(The seven months thing didn’t come true, obviously. Elizabeth must have been from an alternate timeline.)

Unsurprisingly, her prophetic career ended badly. She and her supporters were arrested on charges of treason, Elizabeth confessed to being “a poor wench without learning” who had invented all her visions, and she and all her supporters except Thomas More were sentenced to death. Elizabeth Barton’s head was struck off, parboiled, and impaled upon a pole of London Bridge–the only woman in British history accorded such an honor.

So let’s review–a “prophetess” whose career started at the age of nineteen, who grew powerful enough to speak on equal terms with the King’s foremost advisors, who was brave and outspoken enough to threaten the King to his face, and who died the death of a traitor, a heroine, or a saint, depending on your point of view. And who was named Elizabeth Barton. Of Kent. Sound like anyone we know?

As to whether this part of her story will be teased in Timekeeper, or fully explored in Timebound…well, like many other things, that would be telling. You’ll just have to wait for June to find out.

Reposing woman with three men, only one of whom is looking at her.

image from Volume 3 of David Hume’s History of England

 

Want to be quoted in an ECGC talk?

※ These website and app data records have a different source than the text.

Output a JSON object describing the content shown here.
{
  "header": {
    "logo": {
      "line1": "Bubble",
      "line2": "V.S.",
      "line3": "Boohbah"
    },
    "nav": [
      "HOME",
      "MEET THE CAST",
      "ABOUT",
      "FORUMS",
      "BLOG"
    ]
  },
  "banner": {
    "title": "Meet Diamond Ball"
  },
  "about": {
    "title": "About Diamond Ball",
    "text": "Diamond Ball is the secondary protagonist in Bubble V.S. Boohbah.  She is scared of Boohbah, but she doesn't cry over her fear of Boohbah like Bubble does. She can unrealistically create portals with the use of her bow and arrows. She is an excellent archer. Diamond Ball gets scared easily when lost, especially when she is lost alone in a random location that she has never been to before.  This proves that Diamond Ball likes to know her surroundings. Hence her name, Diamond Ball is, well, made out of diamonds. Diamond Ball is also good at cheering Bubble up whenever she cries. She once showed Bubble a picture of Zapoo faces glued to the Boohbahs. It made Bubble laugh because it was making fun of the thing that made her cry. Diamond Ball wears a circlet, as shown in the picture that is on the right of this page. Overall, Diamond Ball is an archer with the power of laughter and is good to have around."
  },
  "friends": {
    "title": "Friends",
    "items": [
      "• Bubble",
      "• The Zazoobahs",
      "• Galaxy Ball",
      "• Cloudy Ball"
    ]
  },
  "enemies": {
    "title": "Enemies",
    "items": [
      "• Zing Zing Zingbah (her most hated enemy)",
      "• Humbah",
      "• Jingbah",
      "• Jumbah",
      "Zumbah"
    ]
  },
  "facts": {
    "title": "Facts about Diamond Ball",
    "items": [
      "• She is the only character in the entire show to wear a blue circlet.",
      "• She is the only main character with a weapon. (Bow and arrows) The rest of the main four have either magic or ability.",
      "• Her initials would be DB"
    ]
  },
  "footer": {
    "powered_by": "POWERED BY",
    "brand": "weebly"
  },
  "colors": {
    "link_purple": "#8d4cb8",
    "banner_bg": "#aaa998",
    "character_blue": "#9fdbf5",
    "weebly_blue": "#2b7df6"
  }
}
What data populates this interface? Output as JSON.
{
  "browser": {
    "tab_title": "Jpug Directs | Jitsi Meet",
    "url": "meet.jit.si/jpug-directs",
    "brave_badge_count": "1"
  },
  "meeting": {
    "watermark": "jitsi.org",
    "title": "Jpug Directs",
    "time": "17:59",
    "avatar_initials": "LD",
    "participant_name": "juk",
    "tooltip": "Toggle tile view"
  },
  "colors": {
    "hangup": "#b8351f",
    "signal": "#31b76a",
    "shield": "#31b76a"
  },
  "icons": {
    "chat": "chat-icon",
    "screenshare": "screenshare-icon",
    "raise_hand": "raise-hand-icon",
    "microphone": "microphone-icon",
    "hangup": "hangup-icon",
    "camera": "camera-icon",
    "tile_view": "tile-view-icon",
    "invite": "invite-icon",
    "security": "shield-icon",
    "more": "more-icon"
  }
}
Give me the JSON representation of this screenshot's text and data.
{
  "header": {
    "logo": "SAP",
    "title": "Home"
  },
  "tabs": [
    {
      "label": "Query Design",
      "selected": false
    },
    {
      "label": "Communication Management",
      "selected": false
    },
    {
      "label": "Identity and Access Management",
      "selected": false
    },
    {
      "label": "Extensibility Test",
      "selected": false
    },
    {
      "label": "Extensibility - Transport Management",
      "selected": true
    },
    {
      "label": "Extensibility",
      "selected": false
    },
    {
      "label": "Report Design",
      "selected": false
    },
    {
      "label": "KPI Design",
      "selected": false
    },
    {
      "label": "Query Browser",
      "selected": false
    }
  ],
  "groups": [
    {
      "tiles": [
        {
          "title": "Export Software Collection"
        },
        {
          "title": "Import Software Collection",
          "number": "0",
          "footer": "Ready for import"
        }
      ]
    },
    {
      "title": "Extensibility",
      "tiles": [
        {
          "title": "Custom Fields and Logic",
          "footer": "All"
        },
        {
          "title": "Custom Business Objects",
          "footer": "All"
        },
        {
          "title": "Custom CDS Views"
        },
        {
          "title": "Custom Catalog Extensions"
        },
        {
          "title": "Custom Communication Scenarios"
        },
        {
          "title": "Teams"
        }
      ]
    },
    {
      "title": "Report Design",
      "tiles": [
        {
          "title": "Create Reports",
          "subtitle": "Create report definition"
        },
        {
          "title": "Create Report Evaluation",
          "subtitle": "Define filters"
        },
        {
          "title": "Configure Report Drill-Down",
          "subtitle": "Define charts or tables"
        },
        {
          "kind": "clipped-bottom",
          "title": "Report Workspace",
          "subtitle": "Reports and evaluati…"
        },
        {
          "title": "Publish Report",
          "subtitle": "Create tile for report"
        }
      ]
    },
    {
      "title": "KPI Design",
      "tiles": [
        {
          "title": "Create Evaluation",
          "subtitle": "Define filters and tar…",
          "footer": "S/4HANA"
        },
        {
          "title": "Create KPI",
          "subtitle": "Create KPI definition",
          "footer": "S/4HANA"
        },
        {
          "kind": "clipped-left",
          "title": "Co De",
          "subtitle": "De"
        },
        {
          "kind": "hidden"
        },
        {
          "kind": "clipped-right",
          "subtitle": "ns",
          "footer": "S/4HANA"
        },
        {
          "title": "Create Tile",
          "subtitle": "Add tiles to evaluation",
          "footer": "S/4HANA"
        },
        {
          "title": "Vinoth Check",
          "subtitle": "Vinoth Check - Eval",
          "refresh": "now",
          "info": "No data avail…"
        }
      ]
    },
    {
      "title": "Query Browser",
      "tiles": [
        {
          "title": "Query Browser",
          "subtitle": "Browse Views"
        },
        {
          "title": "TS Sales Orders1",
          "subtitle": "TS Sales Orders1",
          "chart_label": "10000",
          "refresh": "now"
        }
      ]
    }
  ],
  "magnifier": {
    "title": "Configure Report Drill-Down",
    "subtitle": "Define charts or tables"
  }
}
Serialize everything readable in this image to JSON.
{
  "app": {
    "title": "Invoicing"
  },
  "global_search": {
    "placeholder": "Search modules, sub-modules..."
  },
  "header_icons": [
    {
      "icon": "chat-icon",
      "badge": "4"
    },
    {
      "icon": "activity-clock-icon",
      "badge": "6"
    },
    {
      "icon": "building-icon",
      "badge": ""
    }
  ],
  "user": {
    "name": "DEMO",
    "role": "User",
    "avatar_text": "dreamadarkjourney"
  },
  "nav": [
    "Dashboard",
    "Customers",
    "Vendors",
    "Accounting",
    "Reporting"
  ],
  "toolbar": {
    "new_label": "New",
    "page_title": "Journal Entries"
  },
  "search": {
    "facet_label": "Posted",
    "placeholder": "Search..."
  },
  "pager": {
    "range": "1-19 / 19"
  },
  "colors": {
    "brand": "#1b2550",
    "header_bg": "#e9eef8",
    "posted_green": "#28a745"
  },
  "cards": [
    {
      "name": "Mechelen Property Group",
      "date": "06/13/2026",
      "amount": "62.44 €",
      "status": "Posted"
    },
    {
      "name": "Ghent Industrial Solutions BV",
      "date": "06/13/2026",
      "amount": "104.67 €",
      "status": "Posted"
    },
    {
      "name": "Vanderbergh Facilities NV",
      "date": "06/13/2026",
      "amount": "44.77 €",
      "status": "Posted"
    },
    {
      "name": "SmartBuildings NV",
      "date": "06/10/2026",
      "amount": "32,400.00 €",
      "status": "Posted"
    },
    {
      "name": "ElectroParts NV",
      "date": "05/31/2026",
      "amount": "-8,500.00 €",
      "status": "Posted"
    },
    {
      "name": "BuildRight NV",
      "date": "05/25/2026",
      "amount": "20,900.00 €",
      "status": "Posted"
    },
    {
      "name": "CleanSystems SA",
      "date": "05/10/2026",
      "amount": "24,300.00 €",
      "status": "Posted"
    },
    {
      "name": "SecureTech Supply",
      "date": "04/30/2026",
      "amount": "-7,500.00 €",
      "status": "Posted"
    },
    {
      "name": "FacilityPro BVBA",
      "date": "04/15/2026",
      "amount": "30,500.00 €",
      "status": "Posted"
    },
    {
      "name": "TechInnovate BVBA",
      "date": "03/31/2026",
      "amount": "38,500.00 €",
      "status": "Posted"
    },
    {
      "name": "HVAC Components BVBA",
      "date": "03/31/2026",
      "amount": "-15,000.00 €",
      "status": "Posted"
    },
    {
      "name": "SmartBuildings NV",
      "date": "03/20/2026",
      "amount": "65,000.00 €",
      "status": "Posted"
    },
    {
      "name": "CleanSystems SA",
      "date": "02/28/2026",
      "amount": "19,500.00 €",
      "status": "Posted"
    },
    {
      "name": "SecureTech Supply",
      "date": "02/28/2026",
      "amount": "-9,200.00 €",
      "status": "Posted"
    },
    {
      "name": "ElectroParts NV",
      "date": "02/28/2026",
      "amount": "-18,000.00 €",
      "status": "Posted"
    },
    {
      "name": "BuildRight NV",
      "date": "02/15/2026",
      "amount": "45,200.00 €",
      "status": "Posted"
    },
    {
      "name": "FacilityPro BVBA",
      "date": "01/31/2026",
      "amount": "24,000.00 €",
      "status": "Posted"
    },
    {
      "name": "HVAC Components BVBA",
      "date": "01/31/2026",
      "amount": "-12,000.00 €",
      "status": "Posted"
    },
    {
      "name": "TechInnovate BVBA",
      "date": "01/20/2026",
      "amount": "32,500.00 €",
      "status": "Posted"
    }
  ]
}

I am in search of BRIEF positive quotes about LARPing. Ideally, the emotional impact, but I’ll take what I can get.

I’m not kidding when I say brief; it needs to look good on a slide.

For example, “I got choked up telling the story afterward.”

Or, “There were times during the game when it was very difficult to tell if I was myself or I was my character” (a quote from Rachael Eyre re Crooked House’s magnificent God Rest Ye Merry.)

“it was a thousand times cooler to see it in real life than it had ever been to see it in my head” – me, re Iron & Lace

 

Obviously, if you wanted to make it about one of my games, that would be awesome, but by no means necessary. Why do you love LARPing? Tell me in a comment, and give me a name or handle by which to credit you, and odds are good you’ll show up on an ECGC slide. Thank you!

←Older